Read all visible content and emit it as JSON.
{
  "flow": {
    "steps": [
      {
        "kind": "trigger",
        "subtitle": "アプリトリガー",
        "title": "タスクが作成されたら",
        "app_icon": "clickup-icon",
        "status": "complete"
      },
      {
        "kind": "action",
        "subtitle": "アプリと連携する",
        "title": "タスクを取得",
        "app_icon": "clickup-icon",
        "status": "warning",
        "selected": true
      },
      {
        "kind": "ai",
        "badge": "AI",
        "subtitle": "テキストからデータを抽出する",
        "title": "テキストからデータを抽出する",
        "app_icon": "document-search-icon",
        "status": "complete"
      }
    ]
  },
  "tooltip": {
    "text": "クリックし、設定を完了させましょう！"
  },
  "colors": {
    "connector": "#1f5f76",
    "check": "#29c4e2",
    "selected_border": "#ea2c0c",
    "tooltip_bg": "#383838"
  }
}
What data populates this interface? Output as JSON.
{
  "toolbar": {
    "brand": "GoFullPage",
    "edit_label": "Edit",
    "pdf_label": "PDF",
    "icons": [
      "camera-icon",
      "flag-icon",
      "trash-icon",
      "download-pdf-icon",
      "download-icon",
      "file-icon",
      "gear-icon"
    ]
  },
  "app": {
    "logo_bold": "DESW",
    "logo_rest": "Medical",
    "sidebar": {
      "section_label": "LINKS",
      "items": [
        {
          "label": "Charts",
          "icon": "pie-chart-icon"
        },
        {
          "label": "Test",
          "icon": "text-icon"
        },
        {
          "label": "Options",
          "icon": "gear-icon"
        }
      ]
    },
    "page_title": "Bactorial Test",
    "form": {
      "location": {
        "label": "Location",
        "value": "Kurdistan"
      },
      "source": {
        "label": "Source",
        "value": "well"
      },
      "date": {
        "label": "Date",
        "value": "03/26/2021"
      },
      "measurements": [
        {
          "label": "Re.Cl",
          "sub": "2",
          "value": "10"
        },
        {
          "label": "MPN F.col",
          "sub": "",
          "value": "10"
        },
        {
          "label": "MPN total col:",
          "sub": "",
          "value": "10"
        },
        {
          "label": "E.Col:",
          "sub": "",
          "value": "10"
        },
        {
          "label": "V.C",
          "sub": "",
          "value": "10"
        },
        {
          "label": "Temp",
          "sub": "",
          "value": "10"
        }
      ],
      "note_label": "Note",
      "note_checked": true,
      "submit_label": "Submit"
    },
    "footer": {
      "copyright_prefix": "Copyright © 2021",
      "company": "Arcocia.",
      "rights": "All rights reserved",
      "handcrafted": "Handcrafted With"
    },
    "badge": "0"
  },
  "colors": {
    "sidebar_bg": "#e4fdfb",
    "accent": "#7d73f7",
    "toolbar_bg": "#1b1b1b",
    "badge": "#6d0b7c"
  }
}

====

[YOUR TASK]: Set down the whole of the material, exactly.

[EXERCISE ANSWER]:
Read all visible content and emit it as JSON.
{
  "flow": {
    "steps": [
      {
        "kind": "trigger",
        "subtitle": "アプリトリガー",
        "title": "タスクが作成されたら",
        "app_icon": "clickup-icon",
        "status": "complete"
      },
      {
        "kind": "action",
        "subtitle": "アプリと連携する",
        "title": "タスクを取得",
        "app_icon": "clickup-icon",
        "status": "warning",
        "selected": true
      },
      {
        "kind": "ai",
        "badge": "AI",
        "subtitle": "テキストからデータを抽出する",
        "title": "テキストからデータを抽出する",
        "app_icon": "document-search-icon",
        "status": "complete"
      }
    ]
  },
  "tooltip": {
    "text": "クリックし、設定を完了させましょう！"
  },
  "colors": {
    "connector": "#1f5f76",
    "check": "#29c4e2",
    "selected_border": "#ea2c0c",
    "tooltip_bg": "#383838"
  }
}
What data populates this interface? Output as JSON.
{
  "toolbar": {
    "brand": "GoFullPage",
    "edit_label": "Edit",
    "pdf_label": "PDF",
    "icons": [
      "camera-icon",
      "flag-icon",
      "trash-icon",
      "download-pdf-icon",
      "download-icon",
      "file-icon",
      "gear-icon"
    ]
  },
  "app": {
    "logo_bold": "DESW",
    "logo_rest": "Medical",
    "sidebar": {
      "section_label": "LINKS",
      "items": [
        {
          "label": "Charts",
          "icon": "pie-chart-icon"
        },
        {
          "label": "Test",
          "icon": "text-icon"
        },
        {
          "label": "Options",
          "icon": "gear-icon"
        }
      ]
    },
    "page_title": "Bactorial Test",
    "form": {
      "location": {
        "label": "Location",
        "value": "Kurdistan"
      },
      "source": {
        "label": "Source",
        "value": "well"
      },
      "date": {
        "label": "Date",
        "value": "03/26/2021"
      },
      "measurements": [
        {
          "label": "Re.Cl",
          "sub": "2",
          "value": "10"
        },
        {
          "label": "MPN F.col",
          "sub": "",
          "value": "10"
        },
        {
          "label": "MPN total col:",
          "sub": "",
          "value": "10"
        },
        {
          "label": "E.Col:",
          "sub": "",
          "value": "10"
        },
        {
          "label": "V.C",
          "sub": "",
          "value": "10"
        },
        {
          "label": "Temp",
          "sub": "",
          "value": "10"
        }
      ],
      "note_label": "Note",
      "note_checked": true,
      "submit_label": "Submit"
    },
    "footer": {
      "copyright_prefix": "Copyright © 2021",
      "company": "Arcocia.",
      "rights": "All rights reserved",
      "handcrafted": "Handcrafted With"
    },
    "badge": "0"
  },
  "colors": {
    "sidebar_bg": "#e4fdfb",
    "accent": "#7d73f7",
    "toolbar_bg": "#1b1b1b",
    "badge": "#6d0b7c"
  }
}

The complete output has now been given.